When Congress returns from its holiday vacation in 2014, following an historic unproductive session, waiting for them should be a thunderous voice demanding results, not excuses, from the 23.2 million strong American veteran population.
What would Jesus do about the profound inequality of opportunity that both the pope and our president have identified as the most pressing moral crisis of our time? It is a timely question to ponder when many of us honor the purported moment of Christ's birth with a last-minute burst of shopping.
Imagine secret agent Angus MacGyver with access to the technology of a Fortune 500 aerospace enterprise. But, this time, he's not fighting bad guys. He's facing a challenge that would intimidate even James Bond. He's doing battle with budget.
Without those who fight the wars, there would be no homefront. Without a homefront, there would be no reason to fight. The story of George Bailey reveals that his mundane duties at home were essential during the war years and beyond.
Sometimes people in Washington do a really good job, but take a lot of crap unfairly.
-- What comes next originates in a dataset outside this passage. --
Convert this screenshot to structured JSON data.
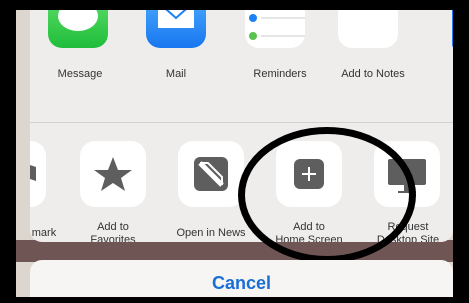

Sometimes it takes a "nerd-in-residence" to start to set the record straight.
Every year at this moment, the world begins to synchronize. Our many different cultures notwithstanding, there's something about the holidays that makes the planet communal. Even nations that do not celebrate Christmas can't help but be caught up in the collective spirit of their neighbors, as twinkling lights dot the landscape and carols fill the air. It's an inspiring time of the year.
I have been impressed with the depth of understanding that many of those on the Hill have about the issues affecting returning troops and their families. And it isn't just the members of the House and Senate who are passionate about caring for those coming home from war. Many of the staffers who work on the Hill are veterans themselves.
Get out there and randomly, anonymously gift people you don't know. Then sit down and really think about what you can do to give of yourself to family and friends. Their deep gratitude will fill you with endless joy, as you slip into your holiday genes -- all year long.
You've asked a lot of us. You've asked for 12 years of war. You've asked for 5,000 of our lives. You've asked for 50,000 of us to deal with Traumatic Brain Injury. You've asked for 250,000 of us to deal with Post Traumatic Stress Disorder. You've asked for over 2 million of us to deploy.
In an environment where most individuals are not combatants (think: Baghdad or Kabul), autonomous weapons inability to assess individual intention make their presence on the battlefield an international legal liability.
Sid Shachnow prides himself on his strategy, leadership and skill in warfare, with very good reason. He talks confidently about his life in the military, but there is one battle he concedes he never won -- his battle with God.